TASK DETAILS:
Reproduce each entry exactly as it reads. Leave the images out.

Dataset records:
▼▼▼

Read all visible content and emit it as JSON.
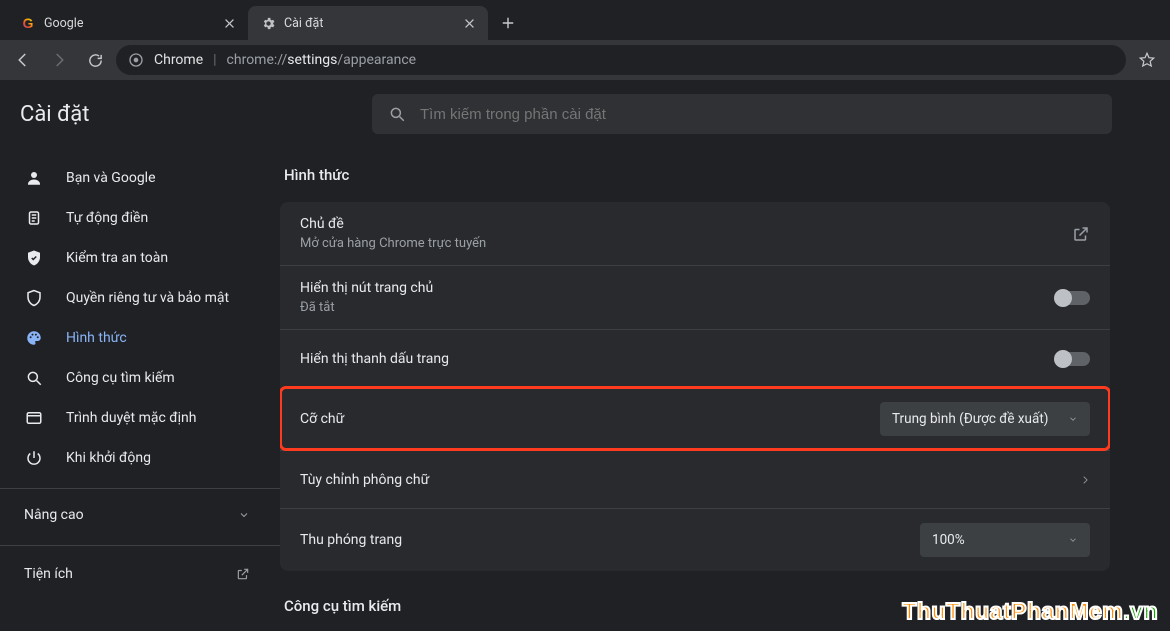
{
  "tabs": {
    "t0": {
      "label": "Google"
    },
    "t1": {
      "label": "Cài đặt"
    }
  },
  "omnibox": {
    "scheme_label": "Chrome",
    "url_dim1": "chrome://",
    "url_hi": "settings",
    "url_dim2": "/appearance"
  },
  "page_title": "Cài đặt",
  "search_placeholder": "Tìm kiếm trong phần cài đặt",
  "sidebar": {
    "items": [
      {
        "label": "Bạn và Google"
      },
      {
        "label": "Tự động điền"
      },
      {
        "label": "Kiểm tra an toàn"
      },
      {
        "label": "Quyền riêng tư và bảo mật"
      },
      {
        "label": "Hình thức"
      },
      {
        "label": "Công cụ tìm kiếm"
      },
      {
        "label": "Trình duyệt mặc định"
      },
      {
        "label": "Khi khởi động"
      }
    ],
    "advanced": "Nâng cao",
    "extensions": "Tiện ích"
  },
  "section": {
    "appearance_heading": "Hình thức",
    "rows": {
      "theme": {
        "title": "Chủ đề",
        "subtitle": "Mở cửa hàng Chrome trực tuyến"
      },
      "home_button": {
        "title": "Hiển thị nút trang chủ",
        "subtitle": "Đã tắt"
      },
      "bookmarks_bar": {
        "title": "Hiển thị thanh dấu trang"
      },
      "font_size": {
        "title": "Cỡ chữ",
        "value": "Trung bình (Được đề xuất)"
      },
      "customize_fonts": {
        "title": "Tùy chỉnh phông chữ"
      },
      "page_zoom": {
        "title": "Thu phóng trang",
        "value": "100%"
      }
    },
    "search_engine_heading": "Công cụ tìm kiếm"
  },
  "watermark": {
    "a": "ThuThuatPhanMem",
    "b": ".vn"
  }
}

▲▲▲

PROBLEM SOLUTION:
Read all visible content and emit it as JSON.
{
  "tabs": {
    "t0": {
      "label": "Google"
    },
    "t1": {
      "label": "Cài đặt"
    }
  },
  "omnibox": {
    "scheme_label": "Chrome",
    "url_dim1": "chrome://",
    "url_hi": "settings",
    "url_dim2": "/appearance"
  },
  "page_title": "Cài đặt",
  "search_placeholder": "Tìm kiếm trong phần cài đặt",
  "sidebar": {
    "items": [
      {
        "label": "Bạn và Google"
      },
      {
        "label": "Tự động điền"
      },
      {
        "label": "Kiểm tra an toàn"
      },
      {
        "label": "Quyền riêng tư và bảo mật"
      },
      {
        "label": "Hình thức"
      },
      {
        "label": "Công cụ tìm kiếm"
      },
      {
        "label": "Trình duyệt mặc định"
      },
      {
        "label": "Khi khởi động"
      }
    ],
    "advanced": "Nâng cao",
    "extensions": "Tiện ích"
  },
  "section": {
    "appearance_heading": "Hình thức",
    "rows": {
      "theme": {
        "title": "Chủ đề",
        "subtitle": "Mở cửa hàng Chrome trực tuyến"
      },
      "home_button": {
        "title": "Hiển thị nút trang chủ",
        "subtitle": "Đã tắt"
      },
      "bookmarks_bar": {
        "title": "Hiển thị thanh dấu trang"
      },
      "font_size": {
        "title": "Cỡ chữ",
        "value": "Trung bình (Được đề xuất)"
      },
      "customize_fonts": {
        "title": "Tùy chỉnh phông chữ"
      },
      "page_zoom": {
        "title": "Thu phóng trang",
        "value": "100%"
      }
    },
    "search_engine_heading": "Công cụ tìm kiếm"
  },
  "watermark": {
    "a": "ThuThuatPhanMem",
    "b": ".vn"
  }
}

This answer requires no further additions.